Overall, we hope our article raises the profile of sex-specific genetic effects, a topic that is already apparently receiving increasing interest judging by the recent crop of sex-specific associations appearing in the GWAS literature. This forms a more general theme within the field of human disease genetics, of exploring the impact of interaction effects, such as genotype-by-environment interactions. The identification of strong main effects has had successes but the debate over the ‘missing heritability’ of complex traits has activated researchers to look beyond to more complex processes such as epistasis and environmental effects. We welcome any comments either here on Haldane’s Sieve or in the comments section of biorXiv where are article is currently posted.
2Sexes_1Genome. 2012-16. Edward H. Morrow. FP7 ERC Starting Grant – Evolutionary, population and environmental biology. http://www.2020-horizon.com/2SEXES-1GENOME-Sex-specific-genetic-effects-on-fitness-and-human-disease(2SEXES-1GENOME)-s2903.html
Darwin, C. 1871. The Descent of Man. Prometheus Books, New York.
Kong, A., Thorleifsson, G., Frigge, M.L., Masson, G., Gudbjartsson, D.F., Villemoes, R., et al. 2013. Common and low-frequency variants associated with genome-wide recombination rate. Nat. Genet. doi:10.1038/ng.2833.
Morrow, E.H. & Connallon, T. 2013. Implications of sex-specific selection for the genetic basis of disease. Evol. Appl. doi:10.1111/eva.12097.
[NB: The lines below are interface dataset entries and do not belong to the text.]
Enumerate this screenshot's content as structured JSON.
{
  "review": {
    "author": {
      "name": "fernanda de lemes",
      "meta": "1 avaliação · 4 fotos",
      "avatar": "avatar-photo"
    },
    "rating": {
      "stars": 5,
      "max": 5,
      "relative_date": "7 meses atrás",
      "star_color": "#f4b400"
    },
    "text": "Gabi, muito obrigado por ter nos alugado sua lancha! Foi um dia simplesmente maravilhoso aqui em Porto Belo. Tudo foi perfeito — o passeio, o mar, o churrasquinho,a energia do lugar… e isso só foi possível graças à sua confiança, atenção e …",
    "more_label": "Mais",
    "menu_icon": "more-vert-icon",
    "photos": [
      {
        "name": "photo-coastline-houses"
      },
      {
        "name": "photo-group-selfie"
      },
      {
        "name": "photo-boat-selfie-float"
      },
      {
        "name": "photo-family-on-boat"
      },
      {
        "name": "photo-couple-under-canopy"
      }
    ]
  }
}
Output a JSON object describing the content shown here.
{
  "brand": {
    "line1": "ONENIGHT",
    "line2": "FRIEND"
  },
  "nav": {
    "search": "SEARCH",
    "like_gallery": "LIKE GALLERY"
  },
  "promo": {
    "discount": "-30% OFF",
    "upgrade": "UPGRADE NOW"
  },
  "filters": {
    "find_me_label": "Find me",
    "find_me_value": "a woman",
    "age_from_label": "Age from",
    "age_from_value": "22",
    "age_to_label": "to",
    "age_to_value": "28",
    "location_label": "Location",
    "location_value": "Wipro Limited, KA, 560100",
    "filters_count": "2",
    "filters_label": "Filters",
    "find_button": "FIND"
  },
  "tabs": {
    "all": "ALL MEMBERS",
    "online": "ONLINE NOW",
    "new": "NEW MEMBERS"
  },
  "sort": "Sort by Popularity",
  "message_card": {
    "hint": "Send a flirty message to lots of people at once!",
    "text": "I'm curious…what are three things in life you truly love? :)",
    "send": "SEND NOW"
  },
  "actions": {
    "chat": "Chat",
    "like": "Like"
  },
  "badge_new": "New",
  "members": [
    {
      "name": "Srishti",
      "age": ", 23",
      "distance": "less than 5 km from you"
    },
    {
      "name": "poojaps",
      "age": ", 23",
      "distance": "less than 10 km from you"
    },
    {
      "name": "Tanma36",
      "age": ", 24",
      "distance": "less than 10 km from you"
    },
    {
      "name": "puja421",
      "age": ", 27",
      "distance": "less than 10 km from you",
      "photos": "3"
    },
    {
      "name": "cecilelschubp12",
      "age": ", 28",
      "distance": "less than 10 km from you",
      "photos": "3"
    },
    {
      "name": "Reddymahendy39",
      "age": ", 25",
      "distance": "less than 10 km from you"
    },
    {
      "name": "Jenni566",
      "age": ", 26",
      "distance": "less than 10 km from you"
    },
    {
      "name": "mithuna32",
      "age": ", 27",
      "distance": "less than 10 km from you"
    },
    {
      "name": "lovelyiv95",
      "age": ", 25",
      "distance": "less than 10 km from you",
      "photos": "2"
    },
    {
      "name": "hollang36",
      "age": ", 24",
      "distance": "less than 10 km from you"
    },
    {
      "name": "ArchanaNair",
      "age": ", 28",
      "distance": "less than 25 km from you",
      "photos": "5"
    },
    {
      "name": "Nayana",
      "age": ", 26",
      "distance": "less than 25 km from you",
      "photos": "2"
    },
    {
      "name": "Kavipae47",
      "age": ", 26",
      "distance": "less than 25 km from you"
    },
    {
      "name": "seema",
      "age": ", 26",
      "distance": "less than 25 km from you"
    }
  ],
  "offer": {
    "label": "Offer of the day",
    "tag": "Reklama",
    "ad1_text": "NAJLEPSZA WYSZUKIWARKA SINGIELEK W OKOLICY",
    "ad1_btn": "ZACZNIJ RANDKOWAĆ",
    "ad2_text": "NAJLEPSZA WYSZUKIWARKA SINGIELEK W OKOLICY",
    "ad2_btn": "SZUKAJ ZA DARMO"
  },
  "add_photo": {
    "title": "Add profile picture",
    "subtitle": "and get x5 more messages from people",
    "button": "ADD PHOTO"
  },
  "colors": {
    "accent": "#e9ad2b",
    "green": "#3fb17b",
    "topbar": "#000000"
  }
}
Ober, C., Loisel, D.A. & Gilad, Y. 2008. Sex-specific genetic architecture of human disease. Nat Rev Genet 9: 911–922.